They count on the collaboration of hundreds of specialists from the most diverse education and research institutions in the country and abroad, providing and reviewing the data. This work resulted in the publication in 2018 of the Red Book of Threatened Fauna of Brazil, on which 1,270 scientists and specialists met under the coordination of ICMBio to evaluate 12,254 species. The JBRJ published the Red Book of Threatened Flora of Brazil at the end of 2013, containing the result of more than two years of work on the risk assessment of 4,617 flora species and developed an online system for continuous updates on flora species information.
Endemic species are native species that are only found in a certain geographic region, such as an island, country, or habitat type. For many species, a national assessment covers only a part of their population and or range. IUCN Red List consolidates a unique assessment for each species, considering the global population of a taxon. Though, If the criteria are used to assess endemic species at regional or national levels, this can be equivalent to a global assessment.
Despite Brazil ́s existing national red listing infrastructure, but it does not converse with the IUCN Global Red List, and vice versa. To get an idea of the impact, there are over 4,400 Brazilian endemic species of fauna that were assessed nationally but are not yet listed globally. Besides, a recent analysis by CSS Brazil indicates that there are 37% of category mismatches of the 1,355 endemic species of Brazil that were assessed both nationally and globally. This may have serious implications for the prioritization and planning to save species, as well as for the development of conservation policies.
CSS Brazil contributes to the increase of the Brazilian endemic species assessed globally and at the same time evaluates the main issues leading to the category mismatches. Therefore, we are working to bridge the gaps and to develop a work plan that could harmonize process and content, while building capacity on both sides and avoiding the duplication of limited conservation efforts.
A taxon is categorized as Data Deficient (DD) when adequate information is lacking to make an assessment of its risk of extinction.
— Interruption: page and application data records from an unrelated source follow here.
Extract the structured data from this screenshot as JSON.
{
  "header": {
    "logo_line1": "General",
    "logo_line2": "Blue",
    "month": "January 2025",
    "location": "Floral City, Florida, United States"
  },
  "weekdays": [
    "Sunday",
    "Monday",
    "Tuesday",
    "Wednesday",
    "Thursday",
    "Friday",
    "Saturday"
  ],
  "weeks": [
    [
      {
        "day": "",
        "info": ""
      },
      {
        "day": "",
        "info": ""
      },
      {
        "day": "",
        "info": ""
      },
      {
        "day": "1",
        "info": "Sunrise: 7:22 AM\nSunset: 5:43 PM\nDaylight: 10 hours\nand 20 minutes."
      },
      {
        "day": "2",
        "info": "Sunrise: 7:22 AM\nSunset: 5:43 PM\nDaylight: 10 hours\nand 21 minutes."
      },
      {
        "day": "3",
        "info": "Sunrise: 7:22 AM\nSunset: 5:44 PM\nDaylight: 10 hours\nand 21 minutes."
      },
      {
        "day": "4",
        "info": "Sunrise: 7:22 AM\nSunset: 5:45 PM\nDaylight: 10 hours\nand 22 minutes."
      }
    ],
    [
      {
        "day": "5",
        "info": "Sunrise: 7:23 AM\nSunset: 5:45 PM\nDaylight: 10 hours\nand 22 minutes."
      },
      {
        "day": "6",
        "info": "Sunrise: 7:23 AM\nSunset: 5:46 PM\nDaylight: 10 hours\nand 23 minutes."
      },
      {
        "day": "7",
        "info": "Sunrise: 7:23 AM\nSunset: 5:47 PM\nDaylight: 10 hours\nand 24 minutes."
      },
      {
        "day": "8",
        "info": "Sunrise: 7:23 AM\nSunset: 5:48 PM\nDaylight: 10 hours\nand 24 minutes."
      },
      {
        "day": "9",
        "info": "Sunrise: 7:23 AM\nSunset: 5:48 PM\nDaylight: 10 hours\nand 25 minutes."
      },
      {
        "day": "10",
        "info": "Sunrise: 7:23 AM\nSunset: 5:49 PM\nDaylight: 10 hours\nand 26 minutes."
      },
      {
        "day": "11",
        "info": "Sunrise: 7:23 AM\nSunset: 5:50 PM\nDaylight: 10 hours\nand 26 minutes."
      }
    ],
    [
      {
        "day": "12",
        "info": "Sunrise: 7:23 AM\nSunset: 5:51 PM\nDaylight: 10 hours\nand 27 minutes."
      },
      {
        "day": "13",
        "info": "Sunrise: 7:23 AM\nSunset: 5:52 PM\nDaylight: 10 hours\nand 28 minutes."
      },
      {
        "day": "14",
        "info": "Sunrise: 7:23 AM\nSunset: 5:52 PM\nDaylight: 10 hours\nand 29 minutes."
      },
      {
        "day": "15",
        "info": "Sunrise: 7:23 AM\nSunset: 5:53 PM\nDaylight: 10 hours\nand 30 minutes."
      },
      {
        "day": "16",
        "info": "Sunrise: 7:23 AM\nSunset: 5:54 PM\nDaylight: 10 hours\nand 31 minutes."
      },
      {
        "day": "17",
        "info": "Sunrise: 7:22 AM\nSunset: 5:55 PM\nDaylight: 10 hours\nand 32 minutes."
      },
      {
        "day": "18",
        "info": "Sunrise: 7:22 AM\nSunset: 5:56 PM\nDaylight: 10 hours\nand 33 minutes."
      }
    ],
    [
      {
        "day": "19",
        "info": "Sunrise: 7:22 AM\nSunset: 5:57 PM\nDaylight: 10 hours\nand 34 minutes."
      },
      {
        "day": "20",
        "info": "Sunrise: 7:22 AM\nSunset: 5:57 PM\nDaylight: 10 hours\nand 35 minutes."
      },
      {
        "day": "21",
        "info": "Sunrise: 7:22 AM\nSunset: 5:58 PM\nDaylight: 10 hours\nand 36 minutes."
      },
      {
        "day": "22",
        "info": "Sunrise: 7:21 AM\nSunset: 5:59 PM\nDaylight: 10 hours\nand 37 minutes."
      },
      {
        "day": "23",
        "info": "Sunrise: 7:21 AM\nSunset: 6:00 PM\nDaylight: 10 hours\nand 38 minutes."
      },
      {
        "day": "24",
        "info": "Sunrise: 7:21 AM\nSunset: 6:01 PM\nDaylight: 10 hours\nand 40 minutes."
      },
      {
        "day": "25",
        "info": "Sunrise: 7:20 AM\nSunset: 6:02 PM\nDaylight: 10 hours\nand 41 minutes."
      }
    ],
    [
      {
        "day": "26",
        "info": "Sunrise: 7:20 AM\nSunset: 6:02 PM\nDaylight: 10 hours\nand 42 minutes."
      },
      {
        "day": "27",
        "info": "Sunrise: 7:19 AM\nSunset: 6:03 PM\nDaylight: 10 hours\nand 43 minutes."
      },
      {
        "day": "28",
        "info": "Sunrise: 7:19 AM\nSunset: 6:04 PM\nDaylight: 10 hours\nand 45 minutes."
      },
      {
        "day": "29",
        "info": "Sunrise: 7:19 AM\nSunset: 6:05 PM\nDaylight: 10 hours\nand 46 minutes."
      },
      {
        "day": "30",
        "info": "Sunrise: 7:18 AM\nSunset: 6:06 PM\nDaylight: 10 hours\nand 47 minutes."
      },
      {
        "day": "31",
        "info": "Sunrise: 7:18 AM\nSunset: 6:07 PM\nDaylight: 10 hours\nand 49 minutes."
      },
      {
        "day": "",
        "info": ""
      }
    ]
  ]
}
A taxon in this category may be well studied, and its biology well known, but appropriate data on the abundance, distribution, or threat impact are lacking.
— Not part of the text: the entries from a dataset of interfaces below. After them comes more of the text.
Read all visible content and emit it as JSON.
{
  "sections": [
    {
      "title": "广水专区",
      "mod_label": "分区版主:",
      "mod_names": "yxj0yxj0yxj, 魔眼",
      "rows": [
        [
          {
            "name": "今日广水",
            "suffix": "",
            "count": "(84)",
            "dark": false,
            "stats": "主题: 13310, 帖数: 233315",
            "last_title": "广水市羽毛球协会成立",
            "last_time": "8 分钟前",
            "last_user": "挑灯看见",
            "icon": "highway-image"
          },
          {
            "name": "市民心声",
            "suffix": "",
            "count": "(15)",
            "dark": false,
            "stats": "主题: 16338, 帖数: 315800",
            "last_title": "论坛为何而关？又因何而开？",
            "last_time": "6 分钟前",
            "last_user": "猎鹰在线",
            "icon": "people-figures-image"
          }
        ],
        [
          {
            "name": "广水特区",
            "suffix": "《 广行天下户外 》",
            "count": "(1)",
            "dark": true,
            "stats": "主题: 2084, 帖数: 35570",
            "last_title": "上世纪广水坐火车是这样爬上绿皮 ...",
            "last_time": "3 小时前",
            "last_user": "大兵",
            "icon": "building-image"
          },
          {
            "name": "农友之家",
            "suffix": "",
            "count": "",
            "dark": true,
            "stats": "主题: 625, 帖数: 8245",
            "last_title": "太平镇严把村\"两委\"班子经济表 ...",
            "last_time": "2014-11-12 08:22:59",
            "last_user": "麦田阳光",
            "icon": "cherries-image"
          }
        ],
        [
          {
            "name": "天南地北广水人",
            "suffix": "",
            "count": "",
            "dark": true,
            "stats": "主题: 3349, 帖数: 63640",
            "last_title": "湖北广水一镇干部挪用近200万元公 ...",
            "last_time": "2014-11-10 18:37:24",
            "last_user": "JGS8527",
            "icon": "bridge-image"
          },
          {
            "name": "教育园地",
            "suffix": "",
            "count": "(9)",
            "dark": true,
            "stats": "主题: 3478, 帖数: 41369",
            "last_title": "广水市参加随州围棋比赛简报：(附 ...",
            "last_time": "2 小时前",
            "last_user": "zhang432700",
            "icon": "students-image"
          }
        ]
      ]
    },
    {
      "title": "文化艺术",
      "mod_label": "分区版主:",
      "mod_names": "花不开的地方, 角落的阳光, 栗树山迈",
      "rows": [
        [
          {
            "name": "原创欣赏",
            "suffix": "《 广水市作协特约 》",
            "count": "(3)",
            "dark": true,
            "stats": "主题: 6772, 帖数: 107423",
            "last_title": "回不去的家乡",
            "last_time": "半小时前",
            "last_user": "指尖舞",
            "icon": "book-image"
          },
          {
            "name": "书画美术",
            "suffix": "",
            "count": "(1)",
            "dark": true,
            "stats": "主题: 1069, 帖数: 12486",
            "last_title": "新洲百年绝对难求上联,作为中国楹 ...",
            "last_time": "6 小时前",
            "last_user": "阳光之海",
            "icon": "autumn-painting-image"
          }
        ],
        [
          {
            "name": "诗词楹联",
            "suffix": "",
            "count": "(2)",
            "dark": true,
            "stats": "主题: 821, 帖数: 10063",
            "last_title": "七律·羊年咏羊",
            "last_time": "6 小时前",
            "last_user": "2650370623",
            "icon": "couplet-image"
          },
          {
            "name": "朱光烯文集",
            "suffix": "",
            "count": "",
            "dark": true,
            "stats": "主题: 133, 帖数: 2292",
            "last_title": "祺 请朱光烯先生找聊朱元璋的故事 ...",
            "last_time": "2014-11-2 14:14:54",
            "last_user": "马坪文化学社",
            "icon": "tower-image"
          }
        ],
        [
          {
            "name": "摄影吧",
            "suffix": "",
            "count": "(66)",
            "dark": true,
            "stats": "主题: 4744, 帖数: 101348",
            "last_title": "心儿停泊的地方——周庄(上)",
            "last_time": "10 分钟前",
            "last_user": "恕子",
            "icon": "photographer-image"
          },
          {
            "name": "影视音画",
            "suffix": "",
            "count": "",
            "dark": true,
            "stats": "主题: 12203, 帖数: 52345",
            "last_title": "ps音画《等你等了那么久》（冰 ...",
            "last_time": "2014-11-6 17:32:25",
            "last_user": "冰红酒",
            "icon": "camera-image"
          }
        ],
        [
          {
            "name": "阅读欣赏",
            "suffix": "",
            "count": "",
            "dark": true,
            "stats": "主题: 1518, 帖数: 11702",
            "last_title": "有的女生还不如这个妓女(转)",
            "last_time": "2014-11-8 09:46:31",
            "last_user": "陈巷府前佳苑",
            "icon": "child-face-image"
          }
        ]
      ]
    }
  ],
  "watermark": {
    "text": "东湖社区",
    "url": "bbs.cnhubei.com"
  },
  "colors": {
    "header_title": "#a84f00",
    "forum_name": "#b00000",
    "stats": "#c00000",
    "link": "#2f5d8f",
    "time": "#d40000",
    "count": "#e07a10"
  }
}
CSS Brazil offers to analyze and make available to the interested academic public, which Brazilian species are categorized as DD and which aspects need to be further investigated so that future research can be directed to fulfill the gaps and thus enabling the assessment of the species’ risk of extinction that helps to guide and inform future conservation and funding priorities.